What is being asked — Where "size" occurs in a line of the entries below, copy that line.

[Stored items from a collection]
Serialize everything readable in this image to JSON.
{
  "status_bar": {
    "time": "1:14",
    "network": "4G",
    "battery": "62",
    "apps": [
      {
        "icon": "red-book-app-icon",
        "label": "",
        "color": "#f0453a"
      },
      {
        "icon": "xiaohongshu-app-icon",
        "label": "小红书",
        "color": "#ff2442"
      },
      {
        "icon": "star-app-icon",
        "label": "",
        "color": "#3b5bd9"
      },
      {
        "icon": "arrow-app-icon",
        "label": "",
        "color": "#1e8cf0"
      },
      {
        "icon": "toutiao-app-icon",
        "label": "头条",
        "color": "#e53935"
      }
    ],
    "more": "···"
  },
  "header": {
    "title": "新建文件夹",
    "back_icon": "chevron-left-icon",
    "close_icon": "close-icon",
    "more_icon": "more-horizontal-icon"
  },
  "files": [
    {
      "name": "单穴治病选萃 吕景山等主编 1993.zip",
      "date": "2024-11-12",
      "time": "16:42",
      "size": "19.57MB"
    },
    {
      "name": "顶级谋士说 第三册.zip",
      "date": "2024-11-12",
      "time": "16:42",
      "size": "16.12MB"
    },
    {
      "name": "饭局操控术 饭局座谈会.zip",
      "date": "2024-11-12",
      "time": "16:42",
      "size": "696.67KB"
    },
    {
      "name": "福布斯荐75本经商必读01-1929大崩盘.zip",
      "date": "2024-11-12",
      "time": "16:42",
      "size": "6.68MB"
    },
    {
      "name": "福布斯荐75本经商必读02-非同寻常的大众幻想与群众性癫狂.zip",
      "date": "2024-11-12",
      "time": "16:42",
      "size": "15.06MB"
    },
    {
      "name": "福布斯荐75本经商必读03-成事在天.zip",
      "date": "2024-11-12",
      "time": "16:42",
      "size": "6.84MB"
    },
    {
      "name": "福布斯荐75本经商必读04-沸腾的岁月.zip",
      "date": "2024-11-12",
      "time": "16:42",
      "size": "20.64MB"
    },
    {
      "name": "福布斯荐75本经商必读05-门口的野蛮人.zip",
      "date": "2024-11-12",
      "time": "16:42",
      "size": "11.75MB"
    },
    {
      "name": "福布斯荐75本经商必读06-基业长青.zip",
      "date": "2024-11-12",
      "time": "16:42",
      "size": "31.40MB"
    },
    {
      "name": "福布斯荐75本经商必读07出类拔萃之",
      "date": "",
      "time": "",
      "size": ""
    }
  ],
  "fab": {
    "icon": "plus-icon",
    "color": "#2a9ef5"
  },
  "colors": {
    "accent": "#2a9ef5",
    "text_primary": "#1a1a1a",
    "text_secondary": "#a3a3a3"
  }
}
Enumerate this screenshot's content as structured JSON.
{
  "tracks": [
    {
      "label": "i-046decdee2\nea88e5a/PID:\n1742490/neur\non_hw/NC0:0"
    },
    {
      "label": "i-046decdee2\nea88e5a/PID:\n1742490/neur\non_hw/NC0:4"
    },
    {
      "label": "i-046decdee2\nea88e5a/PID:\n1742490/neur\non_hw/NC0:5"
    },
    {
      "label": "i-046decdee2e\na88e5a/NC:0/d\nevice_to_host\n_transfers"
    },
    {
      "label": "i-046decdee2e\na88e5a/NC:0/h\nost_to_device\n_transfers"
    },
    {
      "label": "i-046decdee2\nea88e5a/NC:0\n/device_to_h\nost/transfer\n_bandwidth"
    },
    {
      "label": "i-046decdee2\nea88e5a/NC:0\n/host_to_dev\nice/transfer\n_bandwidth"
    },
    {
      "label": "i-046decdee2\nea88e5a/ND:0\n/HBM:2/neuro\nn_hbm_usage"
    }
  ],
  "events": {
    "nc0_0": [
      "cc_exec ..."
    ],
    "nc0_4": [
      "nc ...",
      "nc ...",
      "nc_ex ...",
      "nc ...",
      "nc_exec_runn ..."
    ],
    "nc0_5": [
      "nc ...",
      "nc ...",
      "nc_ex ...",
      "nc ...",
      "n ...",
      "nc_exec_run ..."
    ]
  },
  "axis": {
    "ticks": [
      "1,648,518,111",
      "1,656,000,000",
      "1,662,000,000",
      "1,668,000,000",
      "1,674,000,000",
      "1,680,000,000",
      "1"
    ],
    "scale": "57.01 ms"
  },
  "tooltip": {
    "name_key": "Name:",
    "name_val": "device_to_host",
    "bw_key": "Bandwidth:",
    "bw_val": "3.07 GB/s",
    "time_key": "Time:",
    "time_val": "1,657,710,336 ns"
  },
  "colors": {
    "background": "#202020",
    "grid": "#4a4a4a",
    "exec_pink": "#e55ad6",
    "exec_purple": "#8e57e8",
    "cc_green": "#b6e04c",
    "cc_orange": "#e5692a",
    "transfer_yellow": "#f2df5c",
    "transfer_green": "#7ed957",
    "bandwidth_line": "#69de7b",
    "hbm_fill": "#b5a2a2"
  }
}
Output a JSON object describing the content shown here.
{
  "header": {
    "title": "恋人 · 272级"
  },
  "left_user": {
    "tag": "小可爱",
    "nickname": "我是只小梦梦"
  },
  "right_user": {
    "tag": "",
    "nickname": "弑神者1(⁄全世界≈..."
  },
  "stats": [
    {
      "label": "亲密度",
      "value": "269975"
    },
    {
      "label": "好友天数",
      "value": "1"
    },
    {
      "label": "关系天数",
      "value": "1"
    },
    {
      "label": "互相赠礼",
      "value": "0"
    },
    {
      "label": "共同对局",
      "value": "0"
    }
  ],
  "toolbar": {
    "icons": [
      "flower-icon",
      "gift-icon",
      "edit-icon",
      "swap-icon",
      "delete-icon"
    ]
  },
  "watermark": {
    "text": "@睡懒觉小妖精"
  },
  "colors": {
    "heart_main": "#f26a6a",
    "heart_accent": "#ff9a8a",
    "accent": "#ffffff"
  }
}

Response to the exercise —
      "size": "19.57MB"
      "size": "16.12MB"
      "size": "696.67KB"
      "size": "6.68MB"
      "size": "15.06MB"
      "size": "6.84MB"
      "size": "20.64MB"
      "size": "11.75MB"
      "size": "31.40MB"
      "size": ""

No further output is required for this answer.